The Fatawa-i-Qurrakhani, one of the earliest collections of fatawa of the Hanafi school to be put together in India, deals in considerable detail with the question of the status of the non-Muslim subjects under the Delhi Sultans. Compiled by Maulana Imam Yaqub Muzaffar Kirmani, this compendium was intended as a manual for the then reigning sultan, Jalaluddin Khilji. In response to a query as to what should be done with the places of worship of non-Muslims in a territory ruled by a Muslim king, he answered, "If there were any temples of the zimmis in their cities which have now come under Muslim rule, then, according to the Islamic shari'at, they should be left untouched, and the non-Muslims should not be stopped from worshipping therein. Neither should their properties and lands be interfered with".

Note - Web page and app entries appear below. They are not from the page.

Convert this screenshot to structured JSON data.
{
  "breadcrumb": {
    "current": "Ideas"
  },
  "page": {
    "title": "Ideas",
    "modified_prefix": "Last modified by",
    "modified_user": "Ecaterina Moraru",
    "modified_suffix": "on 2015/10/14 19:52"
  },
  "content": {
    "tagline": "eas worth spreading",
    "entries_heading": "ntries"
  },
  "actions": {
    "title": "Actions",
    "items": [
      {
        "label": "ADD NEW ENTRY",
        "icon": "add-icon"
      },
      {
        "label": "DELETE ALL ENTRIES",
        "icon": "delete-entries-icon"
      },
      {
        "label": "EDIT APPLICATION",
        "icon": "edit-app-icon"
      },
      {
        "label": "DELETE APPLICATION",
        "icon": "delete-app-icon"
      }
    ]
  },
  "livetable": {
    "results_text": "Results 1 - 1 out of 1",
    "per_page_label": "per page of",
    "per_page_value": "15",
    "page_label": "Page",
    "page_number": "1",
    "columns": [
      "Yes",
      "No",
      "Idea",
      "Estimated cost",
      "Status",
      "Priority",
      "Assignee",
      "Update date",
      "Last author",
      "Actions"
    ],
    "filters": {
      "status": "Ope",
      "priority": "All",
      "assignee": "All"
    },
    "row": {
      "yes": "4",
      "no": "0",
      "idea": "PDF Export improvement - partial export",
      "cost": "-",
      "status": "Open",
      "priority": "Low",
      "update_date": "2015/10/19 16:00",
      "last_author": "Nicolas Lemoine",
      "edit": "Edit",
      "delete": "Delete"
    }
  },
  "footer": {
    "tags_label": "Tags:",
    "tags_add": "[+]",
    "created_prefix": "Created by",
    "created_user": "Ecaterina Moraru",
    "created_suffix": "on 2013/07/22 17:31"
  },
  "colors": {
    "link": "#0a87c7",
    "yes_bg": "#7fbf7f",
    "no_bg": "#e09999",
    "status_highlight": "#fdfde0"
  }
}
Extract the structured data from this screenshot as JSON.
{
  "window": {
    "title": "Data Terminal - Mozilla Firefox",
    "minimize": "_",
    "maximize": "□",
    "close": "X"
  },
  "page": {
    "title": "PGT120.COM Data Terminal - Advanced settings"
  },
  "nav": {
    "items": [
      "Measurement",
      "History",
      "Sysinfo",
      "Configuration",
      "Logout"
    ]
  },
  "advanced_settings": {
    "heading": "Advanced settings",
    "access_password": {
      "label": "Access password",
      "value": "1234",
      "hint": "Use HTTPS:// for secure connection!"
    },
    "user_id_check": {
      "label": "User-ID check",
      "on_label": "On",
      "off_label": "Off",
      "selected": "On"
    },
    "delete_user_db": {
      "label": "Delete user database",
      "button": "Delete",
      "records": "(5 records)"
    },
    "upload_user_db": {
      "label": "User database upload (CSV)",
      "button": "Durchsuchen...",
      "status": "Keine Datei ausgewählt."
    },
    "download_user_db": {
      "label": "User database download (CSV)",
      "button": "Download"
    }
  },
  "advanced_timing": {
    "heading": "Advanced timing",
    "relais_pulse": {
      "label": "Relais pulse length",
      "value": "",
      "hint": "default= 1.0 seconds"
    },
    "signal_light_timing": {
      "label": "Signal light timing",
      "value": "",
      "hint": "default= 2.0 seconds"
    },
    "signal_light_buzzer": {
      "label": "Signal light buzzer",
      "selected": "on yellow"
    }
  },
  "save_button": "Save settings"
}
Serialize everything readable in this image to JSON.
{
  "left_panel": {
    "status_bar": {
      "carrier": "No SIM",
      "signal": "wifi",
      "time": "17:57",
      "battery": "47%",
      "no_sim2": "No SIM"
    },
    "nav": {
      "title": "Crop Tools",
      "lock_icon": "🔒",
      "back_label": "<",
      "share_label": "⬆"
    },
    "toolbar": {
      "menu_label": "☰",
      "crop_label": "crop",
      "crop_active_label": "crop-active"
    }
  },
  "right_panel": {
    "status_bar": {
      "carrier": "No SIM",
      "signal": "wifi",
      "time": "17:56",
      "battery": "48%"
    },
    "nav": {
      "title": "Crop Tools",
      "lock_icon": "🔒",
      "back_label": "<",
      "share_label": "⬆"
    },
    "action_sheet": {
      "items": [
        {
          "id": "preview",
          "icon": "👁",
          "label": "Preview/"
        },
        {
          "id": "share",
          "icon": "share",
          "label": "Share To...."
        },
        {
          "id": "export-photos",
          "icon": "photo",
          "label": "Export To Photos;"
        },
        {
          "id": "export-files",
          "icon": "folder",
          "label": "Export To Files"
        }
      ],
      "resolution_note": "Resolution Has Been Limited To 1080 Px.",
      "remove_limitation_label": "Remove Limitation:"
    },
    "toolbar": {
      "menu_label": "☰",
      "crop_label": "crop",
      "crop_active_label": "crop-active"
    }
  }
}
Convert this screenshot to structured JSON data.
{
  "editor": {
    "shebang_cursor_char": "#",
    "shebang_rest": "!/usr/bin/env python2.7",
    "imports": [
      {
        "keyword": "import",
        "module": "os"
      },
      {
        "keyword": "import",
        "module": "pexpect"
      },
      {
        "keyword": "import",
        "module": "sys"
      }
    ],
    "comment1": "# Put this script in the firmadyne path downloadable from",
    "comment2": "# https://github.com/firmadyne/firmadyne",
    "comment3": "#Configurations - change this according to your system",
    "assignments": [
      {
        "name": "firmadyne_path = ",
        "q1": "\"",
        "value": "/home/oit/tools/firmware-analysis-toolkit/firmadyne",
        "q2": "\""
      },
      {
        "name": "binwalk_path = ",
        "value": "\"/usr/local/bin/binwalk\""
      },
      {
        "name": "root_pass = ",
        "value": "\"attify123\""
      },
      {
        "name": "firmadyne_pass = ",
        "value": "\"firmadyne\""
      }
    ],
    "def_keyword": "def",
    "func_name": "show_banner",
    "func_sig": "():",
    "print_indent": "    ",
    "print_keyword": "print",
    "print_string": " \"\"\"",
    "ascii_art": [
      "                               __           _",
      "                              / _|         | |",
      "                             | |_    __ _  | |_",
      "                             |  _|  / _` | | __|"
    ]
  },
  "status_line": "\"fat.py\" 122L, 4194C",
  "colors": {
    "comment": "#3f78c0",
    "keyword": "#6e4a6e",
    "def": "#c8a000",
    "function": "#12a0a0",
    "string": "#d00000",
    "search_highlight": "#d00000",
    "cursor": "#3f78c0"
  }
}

Likewise, the 14th century Fatawa-i-Feroze Shahi, compiled in the reign of Feroze Shah Tughlaq, lays down that the places of worship of the non-Muslim subjects of a Muslim sultan should not be demolished. Moreover, the compiler of this collection suggested, on the basis of his own reading of the shari'at, that Muslims may dine with Hindus and may assist non-Muslims in need. Another compilation of fatawa made in the reign of Feroze Shah Tughlaq, the Fatawa-i-Tatar Khaniya, by the noted Hanafi scholar Alam bin Ala, also categorically states that it is not lawful for Muslims to destroy pre-existing places of worship belonging to non-Muslims in lands that have come under Muslim rule.
The story is told of a leading Islamic scholar, Maulana Abdullah Thaneswari, who, when he learnt that Sultan Sikander Lodhi had been pressed by some maulvis to destroy the temples of Thaneswar, confronted the king, telling him that to do so would be a gross violation of the teachings of the Quran. When the sultan retorted that the Maulana was taking the side of the Hindus, and warned him that if he did not desist he would be killed, he replied, "Death is inevitable. Without God's permission no one ever tastes death. Whenever one appears before a tyrant one does so prepared for death. I have simply told you what the Islamic law has laid down."
The destruction of the Buddhas of Bamiyan completely lacks the religious sanction that the Taliban authorities have sought to bestow on it. Rather than helping Islam in any way, it has only further reinforced misleading stereotypes of Muslims as intolerant marauders that are today so distressingly widespread among many non-Muslims. The grave damage that this has caused to the cause of Islamic mission (tabligh) can easily be imagined. Islamic scholars insist that conveying the message of Islam to others is the divine duty of all Muslims, and the Quran itself says that this must be done "through gentle words". But not for the Taliban.
The pulling down of the Buddhas has done the greatest harm to Islam and the Muslim cause, despite Taliban protestations to the contrary.